China has recently announced their long-term goal to become #1 in A.I. by 2030. They plan to grow their A.I. industry to over $22 billion by 2020, $59 billion by 2025 and $150 billion by 2030. They did this same type of long-term strategic planning for robotics – to make it an in-country industry and to transform the country from a low-cost labor source to a high-tech manufacturing resource, and it’s working.
With this major strategic long-term push into A.I., China is looking to rival U.S. market leaders such as Alphabet/Google, Apple, Amazon, IBM and Microsoft. China is keen not to be left behind in a technology that is increasingly pivotal — from online commerce to self-driving vehicles, energy, and consumer products. China aims to catch up by solving issues including a lack of high-end computer chips, software that writes software, and trained personnel. Beijing will play a big role in policy support and regulation as well as providing and funding research, incentives and tax credits.
The local and central government are supporting this AI effort,” said Rui Yong, chief technology officer at PC maker Lenovo Group. “They see this trend coming and they want to invest more.
Many cited the defeat of the world's top Go players from China and South Korea by the Google-owned A.I. company DeepMind and their AlphaGo game-playing software as the event that caused China's State Council to enact and launch its A.I. plan which it announced on July 20th. The NY Times called it “a sort of Sputnik moment for China.”
Included in the announcement:
China will be investing heavily to ensure its companies, government and military leap to the front of the pack in a technology many think will one day form the basis of computing.
The plan covers almost every field: from using the technology for voice recognition to dispatching robots for deep-sea and Arctic exploration, as well as using AI in military security. The Council said the country must “firmly grasp this new stage of AI development.”
China said it plans to build “special-force” AI robots for ocean and Arctic exploration, use the technology for gathering evidence and reading court documents, and also use machines for “emotional interaction functions.”

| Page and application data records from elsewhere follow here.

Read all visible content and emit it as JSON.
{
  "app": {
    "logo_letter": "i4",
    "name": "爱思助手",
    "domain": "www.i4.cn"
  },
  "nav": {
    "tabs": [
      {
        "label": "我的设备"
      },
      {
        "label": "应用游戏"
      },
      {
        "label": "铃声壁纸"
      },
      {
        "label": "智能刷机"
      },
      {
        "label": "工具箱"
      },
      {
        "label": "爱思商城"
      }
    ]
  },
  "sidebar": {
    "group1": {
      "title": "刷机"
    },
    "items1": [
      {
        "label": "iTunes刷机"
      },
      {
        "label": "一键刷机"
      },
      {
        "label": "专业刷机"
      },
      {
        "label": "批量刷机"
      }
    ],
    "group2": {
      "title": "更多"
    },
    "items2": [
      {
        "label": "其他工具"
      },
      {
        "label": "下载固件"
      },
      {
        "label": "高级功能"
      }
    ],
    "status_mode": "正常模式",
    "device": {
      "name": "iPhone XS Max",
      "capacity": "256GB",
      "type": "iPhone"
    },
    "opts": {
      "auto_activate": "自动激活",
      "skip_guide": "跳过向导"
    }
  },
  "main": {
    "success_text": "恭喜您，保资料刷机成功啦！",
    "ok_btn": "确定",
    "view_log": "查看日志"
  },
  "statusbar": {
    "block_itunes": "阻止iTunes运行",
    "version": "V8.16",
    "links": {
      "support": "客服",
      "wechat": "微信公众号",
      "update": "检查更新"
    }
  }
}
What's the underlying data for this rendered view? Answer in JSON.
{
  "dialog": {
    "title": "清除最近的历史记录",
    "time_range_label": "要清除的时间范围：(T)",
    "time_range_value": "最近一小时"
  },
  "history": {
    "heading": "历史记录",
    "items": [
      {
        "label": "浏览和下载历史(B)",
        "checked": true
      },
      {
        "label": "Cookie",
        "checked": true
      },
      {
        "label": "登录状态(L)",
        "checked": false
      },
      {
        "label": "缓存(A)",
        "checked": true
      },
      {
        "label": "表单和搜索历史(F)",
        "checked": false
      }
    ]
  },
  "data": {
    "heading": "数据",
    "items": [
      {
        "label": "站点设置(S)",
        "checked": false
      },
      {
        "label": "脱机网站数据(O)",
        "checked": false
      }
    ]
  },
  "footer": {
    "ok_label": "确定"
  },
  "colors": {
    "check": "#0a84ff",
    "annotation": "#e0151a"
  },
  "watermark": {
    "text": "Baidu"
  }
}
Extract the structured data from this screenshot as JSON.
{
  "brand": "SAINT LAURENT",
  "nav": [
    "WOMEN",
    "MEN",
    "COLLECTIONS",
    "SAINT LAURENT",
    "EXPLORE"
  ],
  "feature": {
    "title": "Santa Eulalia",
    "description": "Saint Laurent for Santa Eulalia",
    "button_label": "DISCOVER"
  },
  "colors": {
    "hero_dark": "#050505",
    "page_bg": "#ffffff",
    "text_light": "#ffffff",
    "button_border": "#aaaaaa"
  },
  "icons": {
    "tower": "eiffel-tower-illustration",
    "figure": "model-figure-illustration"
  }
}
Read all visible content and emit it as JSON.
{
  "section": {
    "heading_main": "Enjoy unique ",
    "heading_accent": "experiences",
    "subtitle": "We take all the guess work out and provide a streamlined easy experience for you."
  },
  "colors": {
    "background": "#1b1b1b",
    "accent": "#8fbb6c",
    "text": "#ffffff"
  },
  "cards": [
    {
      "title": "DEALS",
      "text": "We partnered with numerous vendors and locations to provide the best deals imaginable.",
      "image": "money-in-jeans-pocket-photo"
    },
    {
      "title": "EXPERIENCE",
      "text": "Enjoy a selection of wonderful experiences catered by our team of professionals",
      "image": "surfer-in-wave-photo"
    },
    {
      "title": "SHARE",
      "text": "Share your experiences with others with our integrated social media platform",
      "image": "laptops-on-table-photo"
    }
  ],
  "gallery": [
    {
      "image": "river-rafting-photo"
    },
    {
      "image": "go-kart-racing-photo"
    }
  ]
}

In the final stage, by 2030, China will “become the world’s premier artificial intelligence innovation center,” which in turn will “foster a new national leadership and establish the key fundamentals for an economic great power.”
The DoD regularly warns that Chinese money has been flowing into American A.I. companies — some of the same companies it says are likely to help the United States military develop future weapons systems. The NY Times cites the following example:

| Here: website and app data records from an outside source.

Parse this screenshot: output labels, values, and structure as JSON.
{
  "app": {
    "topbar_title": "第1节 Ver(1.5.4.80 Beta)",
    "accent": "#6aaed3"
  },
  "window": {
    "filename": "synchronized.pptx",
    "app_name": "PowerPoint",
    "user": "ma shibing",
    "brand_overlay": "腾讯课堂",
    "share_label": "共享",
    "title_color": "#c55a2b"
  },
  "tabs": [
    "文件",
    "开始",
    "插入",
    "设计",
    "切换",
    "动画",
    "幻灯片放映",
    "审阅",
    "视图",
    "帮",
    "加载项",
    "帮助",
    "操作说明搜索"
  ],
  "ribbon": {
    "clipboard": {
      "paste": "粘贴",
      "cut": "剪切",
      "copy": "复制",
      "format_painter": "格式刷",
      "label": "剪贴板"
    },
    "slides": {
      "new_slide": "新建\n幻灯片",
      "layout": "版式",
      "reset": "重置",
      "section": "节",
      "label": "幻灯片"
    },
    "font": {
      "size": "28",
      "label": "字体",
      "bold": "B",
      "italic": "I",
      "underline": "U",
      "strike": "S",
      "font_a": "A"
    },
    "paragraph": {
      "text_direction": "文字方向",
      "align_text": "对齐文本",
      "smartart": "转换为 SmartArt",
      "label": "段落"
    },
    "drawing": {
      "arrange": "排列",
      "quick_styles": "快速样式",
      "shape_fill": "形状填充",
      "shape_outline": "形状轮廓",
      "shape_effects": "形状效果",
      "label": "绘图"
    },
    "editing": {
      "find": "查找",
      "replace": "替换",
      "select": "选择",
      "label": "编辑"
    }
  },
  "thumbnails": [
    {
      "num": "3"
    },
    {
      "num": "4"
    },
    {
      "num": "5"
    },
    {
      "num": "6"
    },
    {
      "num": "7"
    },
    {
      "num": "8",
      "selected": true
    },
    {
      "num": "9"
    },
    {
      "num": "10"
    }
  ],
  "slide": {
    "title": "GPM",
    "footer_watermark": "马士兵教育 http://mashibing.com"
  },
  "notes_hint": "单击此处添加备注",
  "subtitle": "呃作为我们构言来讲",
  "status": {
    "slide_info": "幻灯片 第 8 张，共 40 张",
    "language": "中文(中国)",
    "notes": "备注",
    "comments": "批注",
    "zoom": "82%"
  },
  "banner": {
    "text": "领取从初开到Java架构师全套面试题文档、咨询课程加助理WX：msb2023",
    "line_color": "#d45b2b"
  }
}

When the United States Air Force wanted help making military robots more perceptive, it turned to a Boston-based artificial intelligence start-up called Neurala. But when Neurala needed money, it got little response from the American military.
So Neurala turned to China, landing an undisclosed sum from an investment firm backed by a state-run Chinese company.
Chinese firms have become significant investors in American start-ups working on cutting-edge technologies with potential military applications. The start-ups include companies that make rocket engines for spacecraft, sensors for autonomous navy ships, and printers that make flexible screens that could be used in fighter-plane cockpits. Many of the Chinese firms are owned by state-owned companies or have connections to Chinese leaders.
Chinese venture firms have offices in Silicon Valley, Boston and other areas where A.I. startups are happening. Many Chinese companies — such as Baidu — have American-based research centers to take advantage of local talent.
The Committee on Foreign Investment in the United States (CFIUS), which reviews U.S. acquisitions by foreign entities for national security risks, appears to be blind to all of this.
Chinese President Xi Jinping initiated “a robot revolution” and launched the “Made in China 2025” program. More than 1,000 firms and a new robotics association, CRIA (Chinese Robotics Industry Alliance) have emerged (or begun to transition) into robotics to take advantage of the program. By contrast, the sector was virtually non-existent a decade ago.
Under “Made in China 2025,” and the five-year robot plan launched last April, Beijing is focusing on automating key sectors of the economy including car manufacturing, electronics, home appliances, logistics, and food production. At the same time, the government wants to increase the share of in-country-produced robots to more than 50% by 2020; up from 31% last year and to be able to make 150,000 industrial robots in 2020; 260,000 in 2025; and 400,000 by 2030. China's stated goal in both their 5-year plan and Made in China 2025 program is to overtake Germany, Japan, and the United States in terms of manufacturing sophistication by 2049, the 100th anniversary of the founding of the People’s Republic of China. To make that happen, the government needs Chinese manufacturers to adopt robots by the millions. It also wants Chinese companies to start producing more of those robots and has encouraged strategic acquisitions.
Four of the top 15 acquisitions in 2016 were of robotic-related companies by Chinese acquirers: